“So, if you have a $100,000 award, there might be $500,000 or $600,000 in costs that go with it,” Capaldi said.
He said it’s impossible to eliminate risk, but municipalities can reduce it through training and inspection programs that can be costly, time consuming and stretch manpower.
“To some extent it may be easier to simply handle the claims — settle the claims — than it would be to correct the problem,” Capaldi said.
Andrew Pollis, a law professor at Case Western Reserve University School of Law, emphasized the role of risk management to determine what is causing liability.
“One aspect of risk management is to implement safety measures or other liability-controlling measures that will help reduce the incident of events,” Pollis said.
So how does Cleveland Water reduce risk?
We requested an interview with Cleveland Public Utility Director Robert Davis to learn more.
Davis earns $200,000 a year and is responsible for managing both Cleveland Water and Cleveland Public Power.
We did not receive a response for a week.
We eventually found Davis at City Hall during a recent city council meeting. He declined to explain what, if anything, the department is doing to reduce risk and costly settlements. He instead referred us to his team of public relations and media spokespeople.
In this case, Dan Williams, Mayor Frank Jackson’s director of media relations; Latoya Hunter, assistant director of media relations; and John Goersmeyer, public information officer for Cleveland Water, were all on the scene before we arrived.
A Cleveland Police officer was also present.
Collectively, taxpayers pay them nearly a quarter of a million dollars to provide information to taxpayers and the news media about how government works.
After making our initial request for an interview a week earlier – and then going to city council to talk to Davis – we were told once again to submit a request that they would consider.
It’s a tactic Davis and his media relations team have repeatedly used when asked for interviews that are ultimately never granted to News 5 investigators.
That final request for an interview was also denied.
Instead, Goersmeyer provided this statement on behalf of Davis the next day:

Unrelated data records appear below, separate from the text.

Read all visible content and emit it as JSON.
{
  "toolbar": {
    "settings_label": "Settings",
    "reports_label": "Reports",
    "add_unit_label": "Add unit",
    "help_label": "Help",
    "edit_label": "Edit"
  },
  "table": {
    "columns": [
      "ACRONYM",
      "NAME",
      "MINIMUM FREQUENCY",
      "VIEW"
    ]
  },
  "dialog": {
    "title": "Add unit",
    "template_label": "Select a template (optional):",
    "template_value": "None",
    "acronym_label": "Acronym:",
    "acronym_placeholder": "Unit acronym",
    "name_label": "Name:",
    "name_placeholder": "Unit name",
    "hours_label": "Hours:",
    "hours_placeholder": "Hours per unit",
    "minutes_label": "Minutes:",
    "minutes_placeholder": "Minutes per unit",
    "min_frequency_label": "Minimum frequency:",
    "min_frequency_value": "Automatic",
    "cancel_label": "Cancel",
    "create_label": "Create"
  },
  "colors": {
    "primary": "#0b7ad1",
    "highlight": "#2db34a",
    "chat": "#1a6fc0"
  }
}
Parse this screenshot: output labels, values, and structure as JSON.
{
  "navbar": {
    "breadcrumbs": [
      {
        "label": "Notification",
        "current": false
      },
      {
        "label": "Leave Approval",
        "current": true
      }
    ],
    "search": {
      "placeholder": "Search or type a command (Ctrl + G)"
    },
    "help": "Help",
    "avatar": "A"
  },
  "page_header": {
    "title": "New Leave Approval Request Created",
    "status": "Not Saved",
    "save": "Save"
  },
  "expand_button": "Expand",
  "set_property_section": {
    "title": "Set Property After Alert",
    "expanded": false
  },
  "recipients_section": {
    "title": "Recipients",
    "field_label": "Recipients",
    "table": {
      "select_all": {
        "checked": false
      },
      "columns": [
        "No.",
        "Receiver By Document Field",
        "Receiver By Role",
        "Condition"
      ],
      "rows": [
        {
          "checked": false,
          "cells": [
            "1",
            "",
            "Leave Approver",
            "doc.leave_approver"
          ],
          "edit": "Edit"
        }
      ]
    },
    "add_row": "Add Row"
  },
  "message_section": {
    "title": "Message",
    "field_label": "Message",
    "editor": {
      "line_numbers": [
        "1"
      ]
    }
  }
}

At Cleveland Water, the health and safety of our 1.4 million customers and employees is our number one priority. Our Safety and Risk Management team work daily to ensure conditions throughout our service area are as safe as possible. With more than 5,300 miles of water mains, 74,000 fire hydrants, and 440,000 service connections some incidents will occur during the normal course of operations, but we work to minimize the personal and financial impact these incidents have on our community and residents. Over the past four years, we spent 0.17% of our annual expenses – well below one percent – on judgements, damages, and claims, and we are continuously looking for ways to improve safety.